Remember in another part of the gospel Jesus assured to Peter that even the gates of hell will not prevail over his Church. Also in another part of the gospel, he promised to the disciples: ‘I will be with you till the end of time.’

In other words, if Jesus is with us, no storm is powerful enough to topple us over. If Jesus is the anchor of our life, no wind strong enough to uproot us. With Jesus on our side, there is nothing to be afraid even those who can kill our body, but can’t do anything on our souls.

In this gospel, Jesus assured us of two certain things: In life, HE is our LIFEGUARD and in our life of faith, he is as our HELPING HAND.

This calls us therefore to put our TRUST in Jesus rather than on any other form of god or gods we may have in our lives and in our society in general.

Just reflect on this:

How many Australian factory workers sacrificed and lost their jobs for the god called ‘PROFIT?’

How many trees, rivers, lands exploited for the god called ‘PROGRESS?’

How many poor people, communities and culture suffered and neglected for the god called ‘GREED?’

How many people, children included, sacrificed, denied of basic rights for the god called ‘SELF-GRATIFICATION?’

How many innocent men & women, voiceless & vulnerable, denied of due process & right to live, sacrificed for the god called ‘SELF- PRESERVATION or NATIONAL SECURITY?’

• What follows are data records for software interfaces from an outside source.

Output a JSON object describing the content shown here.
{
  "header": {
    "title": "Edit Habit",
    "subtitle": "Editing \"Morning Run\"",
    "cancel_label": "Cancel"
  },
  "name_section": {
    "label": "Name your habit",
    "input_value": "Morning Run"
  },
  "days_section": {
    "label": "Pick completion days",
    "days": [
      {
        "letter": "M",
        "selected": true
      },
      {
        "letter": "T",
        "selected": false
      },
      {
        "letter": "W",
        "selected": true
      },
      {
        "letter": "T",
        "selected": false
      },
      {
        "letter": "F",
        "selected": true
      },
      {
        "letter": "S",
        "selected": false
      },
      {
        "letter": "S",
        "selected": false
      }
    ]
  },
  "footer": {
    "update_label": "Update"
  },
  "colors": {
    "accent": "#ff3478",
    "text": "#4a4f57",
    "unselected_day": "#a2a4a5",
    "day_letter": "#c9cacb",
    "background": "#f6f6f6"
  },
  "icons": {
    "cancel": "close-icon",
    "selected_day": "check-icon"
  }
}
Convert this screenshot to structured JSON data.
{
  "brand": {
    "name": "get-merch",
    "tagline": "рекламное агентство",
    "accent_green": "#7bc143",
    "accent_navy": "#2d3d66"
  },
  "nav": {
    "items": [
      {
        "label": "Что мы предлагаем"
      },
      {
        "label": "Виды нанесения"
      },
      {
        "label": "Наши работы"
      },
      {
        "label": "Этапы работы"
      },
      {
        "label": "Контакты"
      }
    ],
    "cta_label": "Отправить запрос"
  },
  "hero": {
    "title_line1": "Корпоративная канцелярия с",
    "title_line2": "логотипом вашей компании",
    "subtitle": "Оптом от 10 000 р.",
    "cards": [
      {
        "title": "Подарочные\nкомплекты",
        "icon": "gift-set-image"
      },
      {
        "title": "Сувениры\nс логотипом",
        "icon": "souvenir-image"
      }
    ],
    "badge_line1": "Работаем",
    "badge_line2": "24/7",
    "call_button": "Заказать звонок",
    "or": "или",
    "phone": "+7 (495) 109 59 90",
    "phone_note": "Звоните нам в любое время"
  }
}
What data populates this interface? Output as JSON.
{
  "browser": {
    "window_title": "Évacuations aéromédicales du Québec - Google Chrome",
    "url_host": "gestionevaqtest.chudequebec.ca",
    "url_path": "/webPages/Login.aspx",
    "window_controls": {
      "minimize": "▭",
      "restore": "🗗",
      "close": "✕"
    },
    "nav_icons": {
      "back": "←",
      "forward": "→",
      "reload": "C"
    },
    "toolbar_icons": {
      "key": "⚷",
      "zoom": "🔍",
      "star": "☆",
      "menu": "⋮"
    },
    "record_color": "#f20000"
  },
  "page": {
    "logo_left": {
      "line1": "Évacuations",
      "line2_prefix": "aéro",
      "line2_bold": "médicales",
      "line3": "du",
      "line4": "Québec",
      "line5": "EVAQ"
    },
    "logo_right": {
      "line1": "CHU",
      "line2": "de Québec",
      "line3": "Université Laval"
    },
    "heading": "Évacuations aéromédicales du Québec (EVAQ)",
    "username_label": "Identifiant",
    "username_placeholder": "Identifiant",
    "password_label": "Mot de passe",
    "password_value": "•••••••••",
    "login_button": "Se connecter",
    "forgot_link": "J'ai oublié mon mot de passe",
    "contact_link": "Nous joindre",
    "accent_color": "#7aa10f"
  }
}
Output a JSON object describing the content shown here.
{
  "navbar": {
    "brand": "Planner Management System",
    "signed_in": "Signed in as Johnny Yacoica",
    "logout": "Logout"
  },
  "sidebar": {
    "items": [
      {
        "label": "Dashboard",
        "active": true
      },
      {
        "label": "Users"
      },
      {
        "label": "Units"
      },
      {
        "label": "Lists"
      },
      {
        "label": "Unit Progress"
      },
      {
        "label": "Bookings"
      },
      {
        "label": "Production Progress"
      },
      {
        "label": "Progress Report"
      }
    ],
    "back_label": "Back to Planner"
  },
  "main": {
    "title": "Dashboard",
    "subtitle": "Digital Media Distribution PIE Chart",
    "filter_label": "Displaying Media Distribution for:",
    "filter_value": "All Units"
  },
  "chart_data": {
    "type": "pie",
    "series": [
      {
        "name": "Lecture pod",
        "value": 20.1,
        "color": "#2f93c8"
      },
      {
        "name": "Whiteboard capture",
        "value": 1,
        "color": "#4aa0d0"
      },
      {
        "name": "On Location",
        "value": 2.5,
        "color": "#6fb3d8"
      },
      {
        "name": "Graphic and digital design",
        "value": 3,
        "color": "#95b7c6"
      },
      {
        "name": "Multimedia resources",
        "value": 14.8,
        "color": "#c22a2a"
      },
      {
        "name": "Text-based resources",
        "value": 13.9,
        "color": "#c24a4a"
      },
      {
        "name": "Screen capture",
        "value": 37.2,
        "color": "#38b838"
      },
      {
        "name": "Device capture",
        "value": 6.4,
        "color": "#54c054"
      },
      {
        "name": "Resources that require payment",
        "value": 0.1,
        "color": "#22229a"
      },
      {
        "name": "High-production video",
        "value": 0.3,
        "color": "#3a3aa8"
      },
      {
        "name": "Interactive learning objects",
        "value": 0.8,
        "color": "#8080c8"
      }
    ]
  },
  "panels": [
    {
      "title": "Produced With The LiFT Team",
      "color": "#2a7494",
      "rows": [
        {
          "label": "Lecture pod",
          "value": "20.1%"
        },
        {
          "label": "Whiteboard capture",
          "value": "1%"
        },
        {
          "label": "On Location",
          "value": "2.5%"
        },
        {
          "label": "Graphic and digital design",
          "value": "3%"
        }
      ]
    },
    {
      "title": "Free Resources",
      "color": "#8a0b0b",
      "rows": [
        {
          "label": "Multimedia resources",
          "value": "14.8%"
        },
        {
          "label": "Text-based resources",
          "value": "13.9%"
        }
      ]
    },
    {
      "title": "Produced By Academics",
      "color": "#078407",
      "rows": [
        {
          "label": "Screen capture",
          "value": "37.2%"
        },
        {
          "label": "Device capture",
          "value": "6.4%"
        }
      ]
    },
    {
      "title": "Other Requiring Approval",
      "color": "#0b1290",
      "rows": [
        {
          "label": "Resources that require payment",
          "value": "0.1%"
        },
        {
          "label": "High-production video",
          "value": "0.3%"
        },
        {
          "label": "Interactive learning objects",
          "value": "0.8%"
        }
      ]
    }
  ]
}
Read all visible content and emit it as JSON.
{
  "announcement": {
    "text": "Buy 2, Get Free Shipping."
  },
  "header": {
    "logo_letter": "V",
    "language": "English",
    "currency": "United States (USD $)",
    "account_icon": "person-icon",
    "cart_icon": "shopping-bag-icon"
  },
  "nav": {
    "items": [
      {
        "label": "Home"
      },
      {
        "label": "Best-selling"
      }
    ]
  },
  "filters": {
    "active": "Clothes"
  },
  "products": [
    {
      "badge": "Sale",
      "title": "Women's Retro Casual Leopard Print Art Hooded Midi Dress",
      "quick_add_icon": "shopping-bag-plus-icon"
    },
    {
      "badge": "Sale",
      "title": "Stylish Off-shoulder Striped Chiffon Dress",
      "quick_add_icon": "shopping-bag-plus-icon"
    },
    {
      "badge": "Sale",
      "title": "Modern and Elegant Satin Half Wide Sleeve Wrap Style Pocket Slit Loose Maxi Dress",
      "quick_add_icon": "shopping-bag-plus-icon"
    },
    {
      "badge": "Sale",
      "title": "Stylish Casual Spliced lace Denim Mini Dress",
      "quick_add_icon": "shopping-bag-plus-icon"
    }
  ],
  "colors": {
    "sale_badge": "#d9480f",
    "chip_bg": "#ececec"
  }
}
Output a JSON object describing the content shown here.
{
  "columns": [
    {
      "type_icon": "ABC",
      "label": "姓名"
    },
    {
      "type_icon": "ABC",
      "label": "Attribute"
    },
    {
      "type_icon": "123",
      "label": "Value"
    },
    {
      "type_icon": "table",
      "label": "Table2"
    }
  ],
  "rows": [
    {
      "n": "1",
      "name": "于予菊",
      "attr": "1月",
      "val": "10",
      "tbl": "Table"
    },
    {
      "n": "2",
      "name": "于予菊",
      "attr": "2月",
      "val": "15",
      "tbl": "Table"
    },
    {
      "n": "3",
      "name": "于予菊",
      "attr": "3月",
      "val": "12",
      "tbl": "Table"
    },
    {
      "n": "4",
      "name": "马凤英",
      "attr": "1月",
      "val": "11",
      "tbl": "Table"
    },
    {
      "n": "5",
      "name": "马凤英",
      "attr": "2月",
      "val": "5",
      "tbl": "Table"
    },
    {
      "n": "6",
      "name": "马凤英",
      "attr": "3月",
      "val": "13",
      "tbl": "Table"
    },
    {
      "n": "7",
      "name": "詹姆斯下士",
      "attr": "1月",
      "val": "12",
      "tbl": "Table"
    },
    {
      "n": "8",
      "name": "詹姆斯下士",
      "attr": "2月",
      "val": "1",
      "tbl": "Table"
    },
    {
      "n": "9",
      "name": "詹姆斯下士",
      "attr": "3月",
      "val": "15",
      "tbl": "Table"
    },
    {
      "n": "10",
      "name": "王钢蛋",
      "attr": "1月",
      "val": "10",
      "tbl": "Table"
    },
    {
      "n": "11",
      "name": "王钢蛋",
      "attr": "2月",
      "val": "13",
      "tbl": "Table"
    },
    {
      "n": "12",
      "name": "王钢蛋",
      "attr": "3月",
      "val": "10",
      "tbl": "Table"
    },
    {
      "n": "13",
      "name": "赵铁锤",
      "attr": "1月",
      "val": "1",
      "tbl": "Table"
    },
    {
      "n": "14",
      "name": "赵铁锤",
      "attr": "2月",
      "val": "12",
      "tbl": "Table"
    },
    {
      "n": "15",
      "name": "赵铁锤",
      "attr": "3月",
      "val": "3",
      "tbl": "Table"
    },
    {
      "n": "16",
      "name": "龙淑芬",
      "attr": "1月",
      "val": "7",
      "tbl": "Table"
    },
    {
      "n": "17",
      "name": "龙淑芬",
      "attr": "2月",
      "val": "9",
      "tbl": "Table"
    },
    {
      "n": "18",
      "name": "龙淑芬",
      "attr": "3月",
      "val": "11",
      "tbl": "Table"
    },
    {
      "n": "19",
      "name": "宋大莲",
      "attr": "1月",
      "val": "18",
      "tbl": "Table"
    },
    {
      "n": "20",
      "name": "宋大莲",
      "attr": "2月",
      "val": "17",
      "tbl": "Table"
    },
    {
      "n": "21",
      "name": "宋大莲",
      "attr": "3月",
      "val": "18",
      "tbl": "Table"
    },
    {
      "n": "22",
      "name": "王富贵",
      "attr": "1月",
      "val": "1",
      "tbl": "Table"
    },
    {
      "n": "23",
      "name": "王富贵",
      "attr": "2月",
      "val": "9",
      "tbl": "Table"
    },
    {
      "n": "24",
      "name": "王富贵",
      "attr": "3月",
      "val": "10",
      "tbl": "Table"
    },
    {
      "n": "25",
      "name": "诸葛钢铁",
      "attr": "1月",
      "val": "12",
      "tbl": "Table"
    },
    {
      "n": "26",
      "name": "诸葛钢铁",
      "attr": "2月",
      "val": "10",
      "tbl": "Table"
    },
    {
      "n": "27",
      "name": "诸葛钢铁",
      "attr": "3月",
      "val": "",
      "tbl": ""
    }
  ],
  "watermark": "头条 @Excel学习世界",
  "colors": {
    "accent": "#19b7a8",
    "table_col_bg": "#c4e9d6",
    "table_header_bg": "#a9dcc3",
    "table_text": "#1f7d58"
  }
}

How many people of goodwill, important social services, institutions, agencies and people of faith who  are to bear persecutions, at risk of being alienated and denied of fundamental freedom for the god called ‘MARRIAGE EQUALITY?’

How many vulnerable adults and elderly people and their families at risk of having their  fundamental rights and basic freedom, being abused and denied for the god called ‘ASSISTED SUICIDE?’

How many people, families torn apart, friends becoming worst enemies, relationships broken and sacrificed for the god called ‘MONEY?’

Brothers and sisters, to win over these kind of storms in our lives we need to put our trust in Jesus.

How many holy men and women, adults and children, who willingly took the risk of trusting Jesus, laying their own lives even, for the faith, showing us that faith in Jesus is worth dying for, assuring us that Jesus, indeed is the Son of God?

There are thousands of them, putting their trust in Jesus, keeping the faith no matter what storm they might be into, because for them Jesus is worth all that they have. In Jesus alone they could find the answer to all their questions, the realisation of their dreams and aspirations and the fulfilment of their lives.

It is my prayer that we all follow their example of amazing trust in Jesus and thus to be added on to the list of the saints in glory. 

Trusting in Jesus means that we allow ourselves to be guided by Jesus himself, by his word and by his example.

Trusting Jesus as members of his Church means acknowledging in humility that there are things in our life that only Jesus can make it happen, that there are teachings in our Church and in our faith that only Jesus has the power to change, and that there are things we would like done that only Jesus has the the power to  do.

We can only reflect on what happened to Peter. For a moment, he believed he could walk on the water too, unaided by Jesus. But we know, when he tried to go through the storm without the help of Jesus, he started to sink. When Peter tried to do things only Jesus has the power to do, he didn’t succeed. But when he called on Jesus, he was saved. It is just as simple as saying: ‘Lord, save me!’ But it also means humility and trust in Jesus, not on our own.

Only Jesus has the power to calm the storm in our lives. We just have to be strong in our faith in him, humble ourselves, call on him to save us, reach out for his hand, and let him into our life’s boat. With him in our boat, we may still have to be shaken or threatened by trials and challenges but, we know, he can’t allow us to perish.  

Remember, the boat the disciples were in was a  hundred times smaller than the Titanic and built by some ordinary boat-builder using ordinary piece of wood, while the Titanic was built by professionals and is made using the best kind of materials.

It is not on how big our boat or how beautiful it is therefore, that can save us from sinking but on how much faith and trust we have in Jesus. It is not WHAT can save us but WHO can save us—Jesus, the Christ. Amen.